By Bridget Gourlay
You want to grow your small business, but where do you start? Do you invest in your staff? What about new equipment or software? Marketing? R&D? Although there’s no set formula, there are some rules that apply to all businesses looking to grow.
Business Mentors NZ CEO Ray Scholfield says firstly he recommends using his own not for profit organisation. Completely free, businesses can get an experienced mentor to cast their fresh pair of eyes on your accounts, direction and ideas.
“People get married to a business, and with working long hours they can’t see the woods for the trees. The old corny saying ‘they’re working in it, not on it’ applies.
“Often someone independent can come in and be totally objective. Their only agenda is to help a business do better.”
In terms of growth, BMNZ has plenty of experience in that. Schofield himself was a voluntary mentor for years before becoming CEO and says a mentor often sees areas for growth the owner doesn’t.
“Sometimes people’s perceptions of what they need can be absolutely accurate, less than accurate, or nothing like what the real need is. People think ‘I could be doing better; I just need some sales and marketing assistance to lift the business up and perform better.’
“But often in those circumstances, while they could benefit from a more focused sales and marketing approach, it may well be their financial management and performance needs major work as well.
“There’s no point trying to develop strategies and planning if in fact the performance of the business is not appropriate. Then you look to address planning and sales and marketing.”
Stick to your strengths
Scholfield advises business owners stick to their strengths when trying to grow.
“Someone could start off as an apprentice panel beater. And over time they could prove to have real skill in that area and decide they want to own their own business. They may be a very good panel beater, but suddenly they’re trying to be a general manager. As they start to grow their business and employ staff they are doing something they don’t have any skills in — and managing people can be quite challenging!

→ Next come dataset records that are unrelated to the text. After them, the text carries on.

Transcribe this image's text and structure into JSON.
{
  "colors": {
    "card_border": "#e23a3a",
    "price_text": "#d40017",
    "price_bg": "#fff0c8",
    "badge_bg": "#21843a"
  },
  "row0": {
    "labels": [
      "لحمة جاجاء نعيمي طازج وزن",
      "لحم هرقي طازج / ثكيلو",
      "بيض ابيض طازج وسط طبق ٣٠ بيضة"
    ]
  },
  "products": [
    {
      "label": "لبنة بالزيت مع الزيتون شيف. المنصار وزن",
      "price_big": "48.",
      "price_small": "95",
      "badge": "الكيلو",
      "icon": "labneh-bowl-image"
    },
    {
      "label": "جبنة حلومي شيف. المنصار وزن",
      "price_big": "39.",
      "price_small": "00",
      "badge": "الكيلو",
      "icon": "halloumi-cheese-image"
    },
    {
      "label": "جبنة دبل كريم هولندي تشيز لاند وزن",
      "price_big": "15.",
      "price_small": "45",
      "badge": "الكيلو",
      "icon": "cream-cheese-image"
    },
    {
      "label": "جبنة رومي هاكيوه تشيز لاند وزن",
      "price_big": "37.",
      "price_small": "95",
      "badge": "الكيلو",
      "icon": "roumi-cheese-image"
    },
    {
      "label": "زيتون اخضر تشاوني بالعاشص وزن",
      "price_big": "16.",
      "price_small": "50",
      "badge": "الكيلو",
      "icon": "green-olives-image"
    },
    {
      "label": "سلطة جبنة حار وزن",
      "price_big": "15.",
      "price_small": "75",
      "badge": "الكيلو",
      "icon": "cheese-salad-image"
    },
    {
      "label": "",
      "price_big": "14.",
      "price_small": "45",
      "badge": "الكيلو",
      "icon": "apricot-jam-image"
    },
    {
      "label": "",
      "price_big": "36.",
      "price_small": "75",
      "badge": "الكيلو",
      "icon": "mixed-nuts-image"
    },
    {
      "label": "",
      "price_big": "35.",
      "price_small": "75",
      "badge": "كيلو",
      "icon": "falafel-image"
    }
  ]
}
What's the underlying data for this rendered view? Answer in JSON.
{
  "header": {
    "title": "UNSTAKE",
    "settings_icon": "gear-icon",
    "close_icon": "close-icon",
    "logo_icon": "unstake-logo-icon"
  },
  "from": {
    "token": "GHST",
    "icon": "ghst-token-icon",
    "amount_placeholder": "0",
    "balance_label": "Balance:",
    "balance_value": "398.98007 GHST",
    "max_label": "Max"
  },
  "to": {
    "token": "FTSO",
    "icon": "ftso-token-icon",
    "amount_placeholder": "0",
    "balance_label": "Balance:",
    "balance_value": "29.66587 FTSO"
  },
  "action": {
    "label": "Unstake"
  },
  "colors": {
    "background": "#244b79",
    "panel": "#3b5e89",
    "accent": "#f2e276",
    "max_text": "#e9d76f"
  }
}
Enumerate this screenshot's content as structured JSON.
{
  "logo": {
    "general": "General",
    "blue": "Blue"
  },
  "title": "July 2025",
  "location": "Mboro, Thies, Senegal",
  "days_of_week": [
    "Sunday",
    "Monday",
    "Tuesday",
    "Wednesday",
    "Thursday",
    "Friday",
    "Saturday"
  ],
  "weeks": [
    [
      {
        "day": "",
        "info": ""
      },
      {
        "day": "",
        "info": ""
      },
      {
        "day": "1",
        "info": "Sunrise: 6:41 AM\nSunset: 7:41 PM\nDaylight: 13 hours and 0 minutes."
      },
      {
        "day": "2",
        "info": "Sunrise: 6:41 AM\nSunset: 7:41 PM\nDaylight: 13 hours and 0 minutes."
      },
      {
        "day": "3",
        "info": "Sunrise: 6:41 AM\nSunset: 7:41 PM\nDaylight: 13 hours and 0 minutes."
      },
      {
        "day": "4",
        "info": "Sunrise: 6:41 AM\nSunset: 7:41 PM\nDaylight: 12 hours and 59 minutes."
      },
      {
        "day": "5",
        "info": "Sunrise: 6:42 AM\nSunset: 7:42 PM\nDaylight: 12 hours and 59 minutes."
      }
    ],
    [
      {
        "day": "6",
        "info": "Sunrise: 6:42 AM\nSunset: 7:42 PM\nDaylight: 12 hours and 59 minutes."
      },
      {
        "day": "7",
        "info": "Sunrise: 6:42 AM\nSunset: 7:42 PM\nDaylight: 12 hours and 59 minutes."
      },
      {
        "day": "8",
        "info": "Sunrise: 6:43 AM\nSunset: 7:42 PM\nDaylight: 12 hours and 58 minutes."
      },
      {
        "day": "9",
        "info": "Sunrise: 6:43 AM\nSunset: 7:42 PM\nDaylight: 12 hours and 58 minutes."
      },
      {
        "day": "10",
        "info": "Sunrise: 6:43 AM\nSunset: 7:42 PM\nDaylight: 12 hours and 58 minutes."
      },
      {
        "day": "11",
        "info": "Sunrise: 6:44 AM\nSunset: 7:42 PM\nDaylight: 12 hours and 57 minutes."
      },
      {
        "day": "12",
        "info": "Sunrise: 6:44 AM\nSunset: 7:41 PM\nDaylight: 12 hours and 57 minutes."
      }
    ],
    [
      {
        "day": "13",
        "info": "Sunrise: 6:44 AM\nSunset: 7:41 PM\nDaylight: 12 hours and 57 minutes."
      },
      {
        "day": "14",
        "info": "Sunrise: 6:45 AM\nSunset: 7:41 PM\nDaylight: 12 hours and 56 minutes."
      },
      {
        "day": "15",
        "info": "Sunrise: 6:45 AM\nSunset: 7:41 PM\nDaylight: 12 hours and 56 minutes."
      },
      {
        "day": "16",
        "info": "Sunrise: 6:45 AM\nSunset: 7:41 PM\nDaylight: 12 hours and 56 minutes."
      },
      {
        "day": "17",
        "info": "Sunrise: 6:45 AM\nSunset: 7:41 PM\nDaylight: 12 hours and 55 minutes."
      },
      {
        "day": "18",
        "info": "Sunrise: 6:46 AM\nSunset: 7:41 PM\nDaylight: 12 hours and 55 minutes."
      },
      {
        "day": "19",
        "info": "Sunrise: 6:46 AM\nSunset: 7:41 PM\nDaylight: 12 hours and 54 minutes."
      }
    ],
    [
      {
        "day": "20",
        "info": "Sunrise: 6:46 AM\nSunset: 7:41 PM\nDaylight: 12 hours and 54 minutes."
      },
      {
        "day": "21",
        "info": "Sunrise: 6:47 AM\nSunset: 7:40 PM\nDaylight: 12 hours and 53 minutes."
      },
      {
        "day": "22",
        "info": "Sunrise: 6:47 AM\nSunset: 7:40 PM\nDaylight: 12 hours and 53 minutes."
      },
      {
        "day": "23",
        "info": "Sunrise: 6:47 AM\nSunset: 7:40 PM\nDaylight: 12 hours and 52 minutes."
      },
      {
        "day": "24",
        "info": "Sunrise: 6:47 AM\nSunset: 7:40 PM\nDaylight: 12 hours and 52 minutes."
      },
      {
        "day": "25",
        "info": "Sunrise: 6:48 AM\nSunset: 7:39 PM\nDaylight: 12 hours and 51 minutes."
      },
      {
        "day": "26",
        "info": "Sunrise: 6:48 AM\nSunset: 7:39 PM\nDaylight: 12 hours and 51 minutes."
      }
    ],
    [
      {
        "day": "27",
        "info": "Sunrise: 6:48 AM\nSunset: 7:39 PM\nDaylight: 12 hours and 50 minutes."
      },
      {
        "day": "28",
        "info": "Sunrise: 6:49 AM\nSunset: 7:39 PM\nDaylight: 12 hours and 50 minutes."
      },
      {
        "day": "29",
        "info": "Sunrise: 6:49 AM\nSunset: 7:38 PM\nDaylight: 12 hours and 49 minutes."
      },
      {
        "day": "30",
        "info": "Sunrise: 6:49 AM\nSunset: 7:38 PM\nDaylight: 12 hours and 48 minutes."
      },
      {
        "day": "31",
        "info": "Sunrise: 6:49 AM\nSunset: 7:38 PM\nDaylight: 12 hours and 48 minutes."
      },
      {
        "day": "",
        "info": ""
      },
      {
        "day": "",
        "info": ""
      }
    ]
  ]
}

“Managing clients can be challenging. Collecting money owed to you is not easy. All those things take people outside of their key skillset.”
That’s where you invest. If, for example, doing accounts is challenging and boring for you, Scholfield says to hire someone else to do them. “It’s better to concentrate in the areas you are strong in. When people try to do things they’re not very good at, they don’t do them very well the whole thing gets in a mess and the things they are good at also get neglected.”
Do your research
“Typically, New Zealand businesses do not do adequate research,” Scholfield says.
“Where are customers coming from, where are they spending, what are the opportunities? Where is your competition? Some people wouldn’t have a clue. You do need to think about it. There’s some good tools out there.” These tools don’t involve spending a lot of money on expensive surveys and research. Often it’s free.
“If you were a panel beater and you were thinking about buying a panel beating business in Matamata — you can use Statistics NZ and determine how many cars there are in the Matamata area, how many accidents there were in a given time, how many panel beating competitors you’ve got. That can help you plan if you’re going to expand your business or buy one down the road and merge the two.”
BMNZ has access to the University of Waikato’s benchmarking information for free, which is also commercially available.
With that information, the panel beating business could see the analysis of panel beating in New Zealand. It gives the lower, median and upper quartiles and it gives every single cost centre associated with that type of business and that sector.
“You can benchmark your business against industry average,” Schofield enthuses. “So if your rent is typically ten percent end of turnover and the median is seven, you’ve got a problem!”
● Your research — use Statistics NZ
● Have a business mentor for a fresh look and good advice
● Stick to your strengths — hire people to do jobs you do not like or are bad at
● Work in your business. Instead, work on it
● Be afraid to ask for help or advice
● Try to do everything yourself